Available records:

◆ ◆ ◆ ◆ ◆

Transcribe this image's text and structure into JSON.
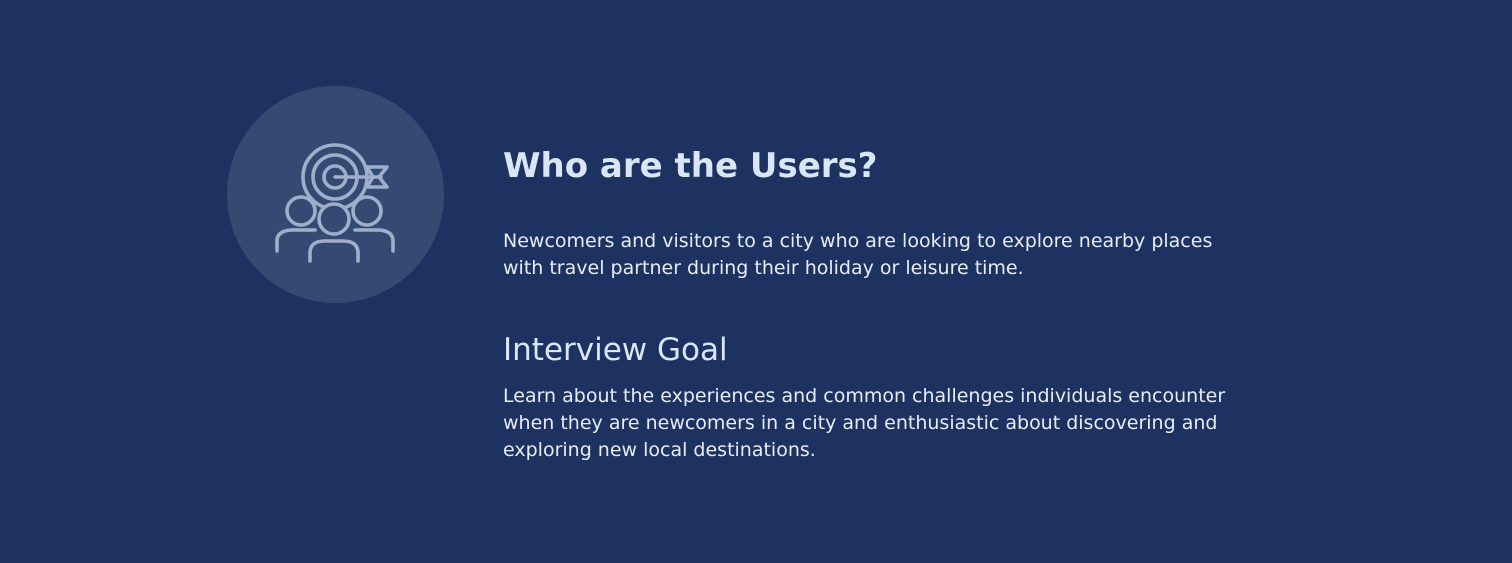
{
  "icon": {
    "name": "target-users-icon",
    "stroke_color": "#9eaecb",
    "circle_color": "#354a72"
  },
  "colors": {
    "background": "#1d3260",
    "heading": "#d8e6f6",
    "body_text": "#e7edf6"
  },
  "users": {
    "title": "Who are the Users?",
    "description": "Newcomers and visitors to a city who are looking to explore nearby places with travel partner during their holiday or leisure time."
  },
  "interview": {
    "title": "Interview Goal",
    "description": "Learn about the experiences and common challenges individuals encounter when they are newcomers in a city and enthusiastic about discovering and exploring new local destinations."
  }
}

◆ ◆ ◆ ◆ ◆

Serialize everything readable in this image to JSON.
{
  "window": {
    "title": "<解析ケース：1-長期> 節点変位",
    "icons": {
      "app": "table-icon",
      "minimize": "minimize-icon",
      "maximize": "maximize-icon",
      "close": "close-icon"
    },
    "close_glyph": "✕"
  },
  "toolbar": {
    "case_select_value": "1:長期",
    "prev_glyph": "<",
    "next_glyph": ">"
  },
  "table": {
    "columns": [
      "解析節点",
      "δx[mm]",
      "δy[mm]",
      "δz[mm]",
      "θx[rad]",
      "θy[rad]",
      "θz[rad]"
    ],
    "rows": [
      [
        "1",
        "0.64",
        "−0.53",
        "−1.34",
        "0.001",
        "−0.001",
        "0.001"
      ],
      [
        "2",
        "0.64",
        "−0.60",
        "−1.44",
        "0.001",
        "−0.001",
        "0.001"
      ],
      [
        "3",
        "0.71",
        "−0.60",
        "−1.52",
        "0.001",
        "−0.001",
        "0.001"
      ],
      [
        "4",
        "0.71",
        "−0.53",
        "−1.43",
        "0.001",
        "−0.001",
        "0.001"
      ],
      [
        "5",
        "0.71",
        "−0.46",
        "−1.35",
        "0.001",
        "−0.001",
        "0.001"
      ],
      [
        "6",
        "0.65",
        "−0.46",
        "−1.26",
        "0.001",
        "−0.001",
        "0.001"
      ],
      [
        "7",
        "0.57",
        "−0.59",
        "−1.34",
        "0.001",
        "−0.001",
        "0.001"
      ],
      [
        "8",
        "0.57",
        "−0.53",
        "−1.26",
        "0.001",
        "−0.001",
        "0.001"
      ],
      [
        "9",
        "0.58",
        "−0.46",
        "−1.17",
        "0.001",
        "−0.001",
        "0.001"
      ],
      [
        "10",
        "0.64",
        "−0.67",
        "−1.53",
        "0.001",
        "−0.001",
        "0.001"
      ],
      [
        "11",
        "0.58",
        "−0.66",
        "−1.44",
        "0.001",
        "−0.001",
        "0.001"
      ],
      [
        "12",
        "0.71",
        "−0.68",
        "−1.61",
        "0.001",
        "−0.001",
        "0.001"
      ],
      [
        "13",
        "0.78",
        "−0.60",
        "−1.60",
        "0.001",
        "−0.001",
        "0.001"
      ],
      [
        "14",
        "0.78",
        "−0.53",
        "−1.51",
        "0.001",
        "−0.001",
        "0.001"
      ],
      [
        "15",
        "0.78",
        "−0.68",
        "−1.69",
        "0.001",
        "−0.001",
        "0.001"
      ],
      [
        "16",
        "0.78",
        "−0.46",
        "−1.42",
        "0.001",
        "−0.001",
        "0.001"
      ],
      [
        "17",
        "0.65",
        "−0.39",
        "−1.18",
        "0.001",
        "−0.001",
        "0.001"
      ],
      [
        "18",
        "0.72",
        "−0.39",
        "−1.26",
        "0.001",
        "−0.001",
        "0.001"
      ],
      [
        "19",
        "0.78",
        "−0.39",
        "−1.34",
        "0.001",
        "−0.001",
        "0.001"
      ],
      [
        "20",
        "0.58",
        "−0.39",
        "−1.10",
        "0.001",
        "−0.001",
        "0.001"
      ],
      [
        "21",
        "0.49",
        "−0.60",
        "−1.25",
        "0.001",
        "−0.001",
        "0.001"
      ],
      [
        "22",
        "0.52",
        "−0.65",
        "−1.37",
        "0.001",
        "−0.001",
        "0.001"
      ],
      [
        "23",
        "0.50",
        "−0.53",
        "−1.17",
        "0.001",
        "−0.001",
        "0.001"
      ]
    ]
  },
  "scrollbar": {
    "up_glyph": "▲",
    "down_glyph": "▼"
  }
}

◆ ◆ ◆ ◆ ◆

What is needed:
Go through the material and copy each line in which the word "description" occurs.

Answer below:
    "description": "Newcomers and visitors to a city who are looking to explore nearby places with travel partner during their holiday or leisure time."
    "description": "Learn about the experiences and common challenges individuals encounter when they are newcomers in a city and enthusiastic about discovering and exploring new local destinations."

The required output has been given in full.